Ever been stuck in a rut and then feel overwhelmed when a friend suggests meeting up? It happens, it’s completely natural. When times are so tough that we cannot see past donning our Harry Potter pjs (don’t lie I know you have them) and binging Netflix til our eyes hurt, the thought of socialising is cast aside. Whilst taking some alone time is healthy, as human beings, we are sociable creatures. If you’re struggling to motivate yourself into socialising, here are a few ways you can push yourself (I know you can do this). May the odds be ever in your favour!
Leave Your Swamp
Home is safe. Home is where we go to hide when the going gets tough. Yet, after days or even weeks, our home can end up becoming an association with those bad feelings (you don’t even go here). Stepping outside the four walls can help detach these emotions, and allow you to be rid of your cabin fever.
Do you have a favourite café? Or a favourite walk? Go there! Take a friend or family member, and do something productive. Simple interactions, such buying a coffee, can be refreshing. A scenic walk will allow you to ponder on what was making you feel so shitty, whilst providing fresh air and health benefits. If you can find a way to leave your house, and gain some real human-to-human interaction, then you my friend, are taking a step in the right direction.

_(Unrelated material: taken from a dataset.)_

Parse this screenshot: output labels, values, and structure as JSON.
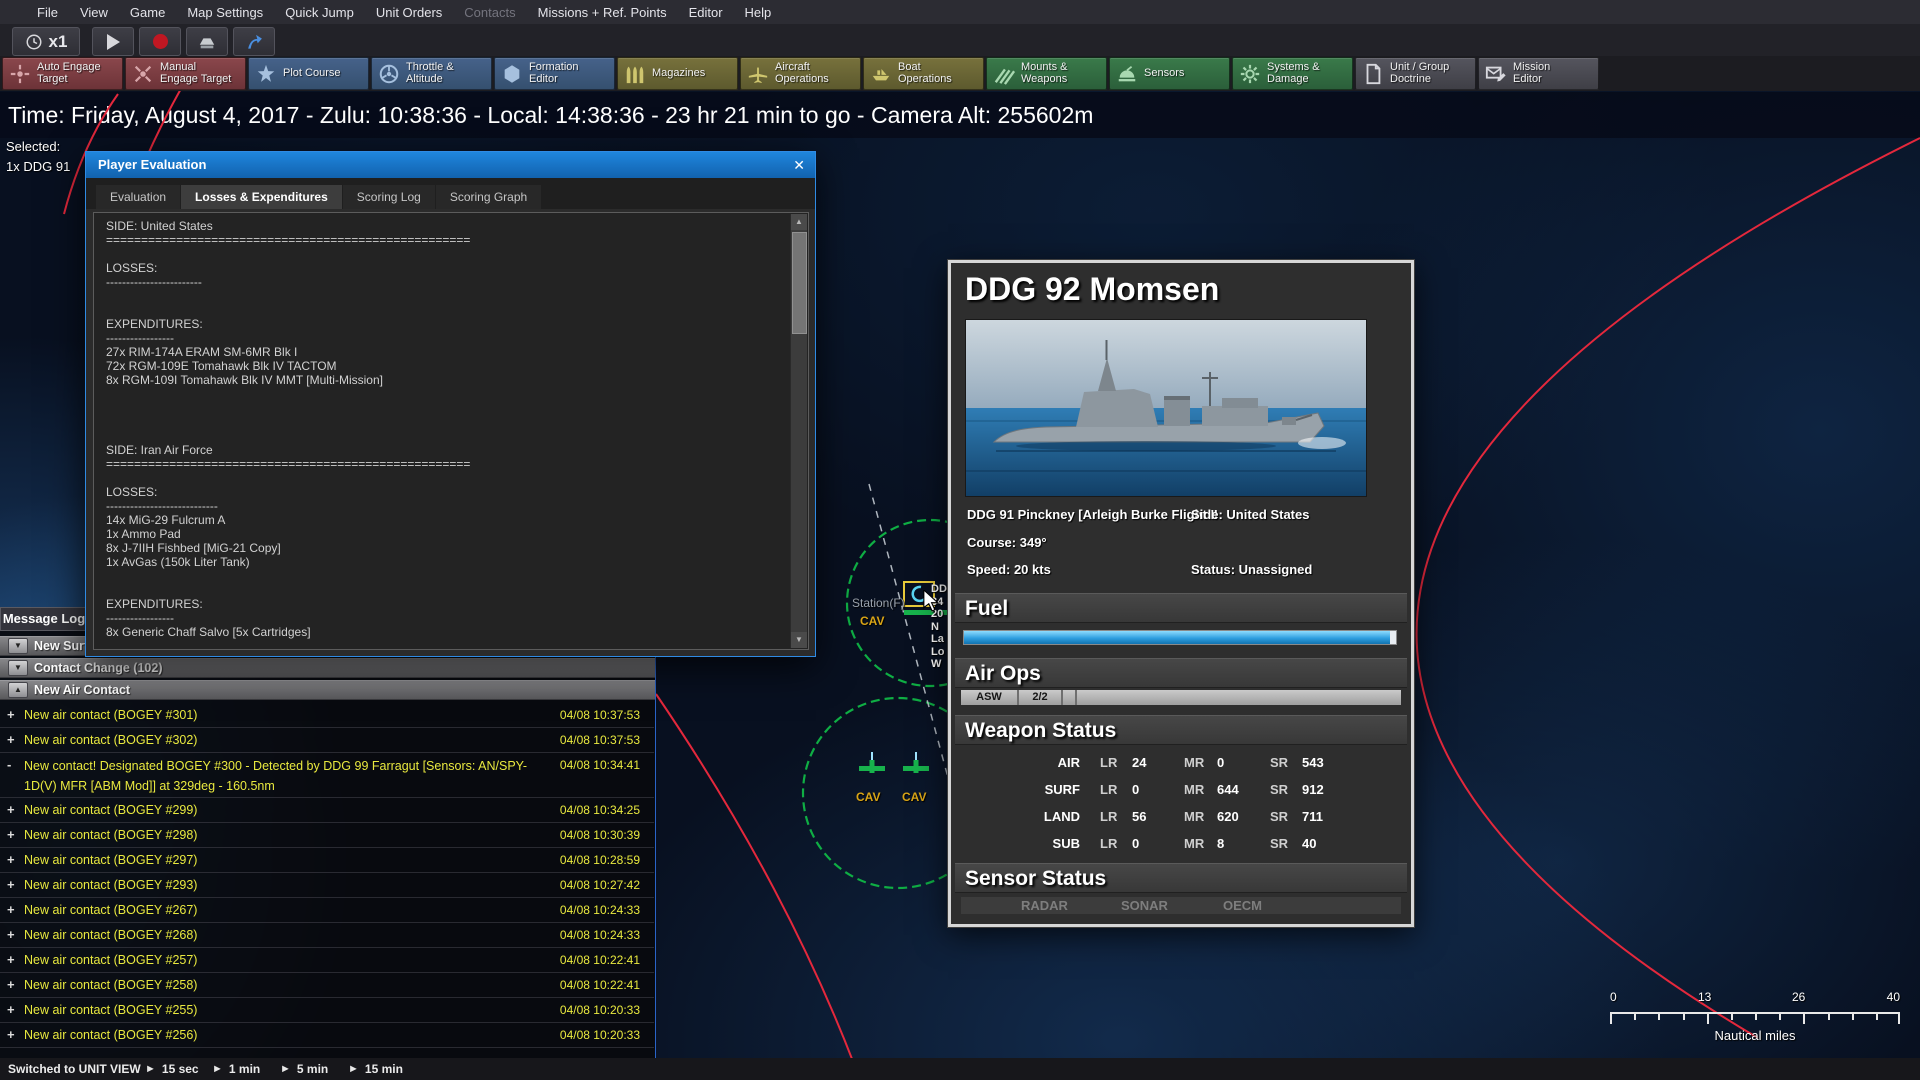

So you’re out of the house (good job!) and are with your nearest and dearest. It may be bit forward to start off your conversation with your woes, but it should be brought up. Think about it, these people are your tribe – they are here for you, and they want to know about your wellbeing (for more about valuable friendships, see my Friends, Romans, Countrymen post). A lot of us are our own worst enemies, so fleshing out your problems to your friends and family can help gain a different perspective on what’s going on. Take my friends for instance, often when I’m having doubts over something, they either listen and then give advice, or rip me to shreds about it (and I wouldn’t have it any other way).
Too Glam to Give a Damn
Remember those Harry Potter pjs we talked about earlier?…well I hate to tell you sunshine, but you cannot leave the house in those (if only for the smell). Making an effort in your appearance, can create a sense of security, as you stop worrying about what you look like (because you’re slaying it queen). If you ever feel like you’re too dressed up for an occasion, let me stop you right there. Unless you’re planning on wearing a Cinderella ballgown to a cinema date, then sweetie, you’re good to go. Who doesn’t love feeling like the fashionista in the room?
Even if you’re not the kinda person who likes to dress up, leaving the house in an outfit that you love, that’s comfortable, and easy to move around in, can make all the difference. Wash your face, style your hair, get dressed and put on a bit of makeup (not necessarily in that order), and you’ll be good to go (maybe a little deodorant to cover up that pj smell).
My Way or the Highway
Feeling the urge to go out and meet people? Wonderful! Make those arrangements, and if it will make you feel better, pick what you do. Whilst iceskating is a fun activity for some, if its not for you, suggest an alternative. Pick environments where YOU feel comfortable. When you feel safe, you feel relaxed and being relaxed with your friends will make the experience so much more enjoyable. Obviously, if your best mate would rather stick needles in their eyes than visit a museum, choose mutual ground. Perhaps there is a bar you both went to that was super chill, or maybe you’d love to have a debate about art – you can even invite them to your home (but maybe light a candle for the pj smell).
This is the riskiest suggestion in this list, and that is to say yes to every opportunity that comes your way. Any experience is a valuable experience, and they are there to take us out of our comfort zones. It could be that a friend has a ticket to go on a zipline and they couldn’t think of anyone better to share that experience with, that your darling self. Even if you hate the experience, at least you can hold your hands up and say “I didn’t like that at all”. I recently had an experience like this (boo scuba diving, you whore), and you can read more about it on my post: A Little Extra – Fear. You might even find that you LOVE the experience, and then look at you! You have found an experience you will remember for a lifetime and you shared it with someone you love. You’ll never know until you try, but if you really don’t feel like it, remember that you can always say no (for more, read my Saying No post).
Time to Go
Look at all that socialising we’ve done (its been fun, hasn’t it), but for introverts, the amount of time spent on socialising can lead to an energy drain. Running out of steam when you’ve been chatting about nonsense for hours happens to some people, and that’s okay. If you know you’re likely to experience this, a good idea is to acknowledge those feelings as soon as they crop up, and then politely go home. You’ll already be feeling better from your rendezvous, so don’t fret over it, your friends will understand and may even feel the same way. If you’re extroverted, you may never come across this problem – you can chat until the crack of sparrows and still have energy for more. Whilst this is fantastic, be mindful that your friends and family may not share this energy. Perhaps, setting a time for you to go home can help you control the flow of your energy.
If you have a tip for readers about how you push through your illness to be sociable, why not drop a comment directly on this post, or via social media. Earth, Mind & Fire is active on Instagram, Facebook and Twitter – click the links to add your voice.
Featured Image Credit 📷: Kelsey Chance